As a low-tech IPM operator, I appreciated the following observation in the V&A’s paper “Training, Tools and Technology” that technology can never replace the work of those carrying out IPM tasks or the importance of building relationships within the team and institution (p. 30). This recurrent theme runs through many of the papers in this book and is a great take-away.
Some of my idle pest musings were clarified, such as: why does the webbing clothes moth lay eggs on cotton? In “The Attractive Qualities of Wool and Larval Frass”, Kelley, Arenstein and Feston explain that sensory hairs on the ovipositor “feel” whether the substrate is suitable, and fluffy cotton is often felt to be suitable. I was also mightily reassured that their results suggest there is no preference in attraction to previously infested processed wool.
Reflection on the history and development of IPM is another theme in this volume. I found the contributions by the National Museums of Scotland (p. 117) and National History Museum in London (p. 233) interesting explorations of the evolution of an IPM programme over 20 years, in particular the importance of communication (again) and the move in the 1970s to monitoring, recording and risk assessment from pesticides. Pinniger and Lau-der’s paper “Twenty years of IPM in practice at Eltham Palace” (p. 123) struck a particular chord for me as it deals with a large historic house that has many environments and challenges including the difficulty of housekeeping in a structure with areas which cannot be accessed for deep cleaning. The efficacy and importance of high standards of housekeeping, even if pests are present and can spread through interconnected and inaccessible voids, was a very positive message in what can sometimes seem to be a rather less-than-ideal situation.

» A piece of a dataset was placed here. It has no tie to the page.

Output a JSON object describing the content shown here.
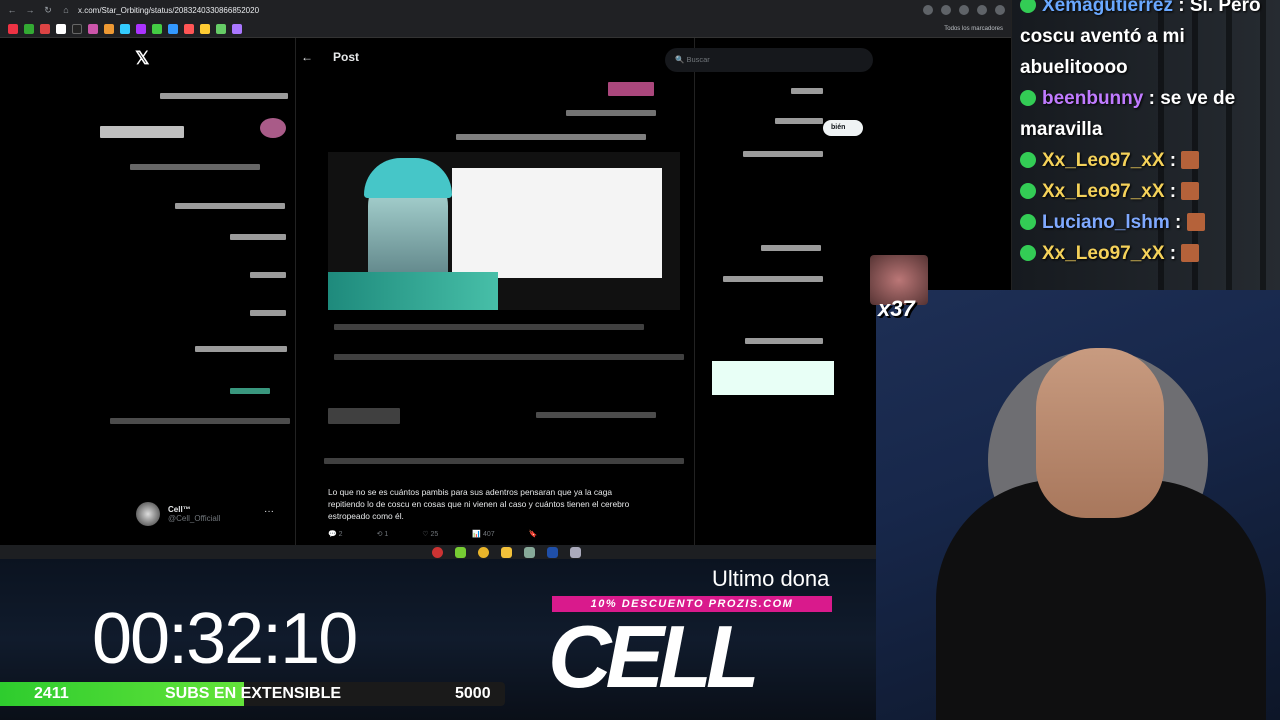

The inclusion of papers addressing problems experienced during lockdown, such as Harris and Walker’s paper on the successful treatment of a silverfish outbreak (p. 188), gave a positive spin on the Covid-19 pandemic by highlighting the unexpected advantage of having total access to sites when the public was completely excluded (p. 188).
2021: A Pest Odyssey, The Next Generation is informative and interesting for the specialist, neophyte and jobbing conservator carrying out IPM on his/her/their own. It joins the previous Pest Odyssey publications, which are standards in IPM literature. The themes of communication, sharing the IPM message and establishing IPM as the means to prevent pest damage to cultural collections come through strongly. Plus, the cover illustration by Judith Wagner is one for the diehard entomologist!
Jane Eagan is head of conservation of the Oxford Conservation Consortium. She was awarded an MA in book conservation by Camberwell College of Arts. Jane was involved in editing publications for the Institute of Paper Conservation (1997-2007) and was a member of Icon’s editorial board (2008-2016). She has also served as programme advisor to West Dean College’s BA/MA book conservation course, CPD reader for Icon and in 2021 joined the Advisory Council of the Hamilton Kerr Institute. Jane is accredited by Icon and is an IIC Fellow.
(Read the review in the December-January 2023 "News in Conservation" Issue 93, p. 44-45)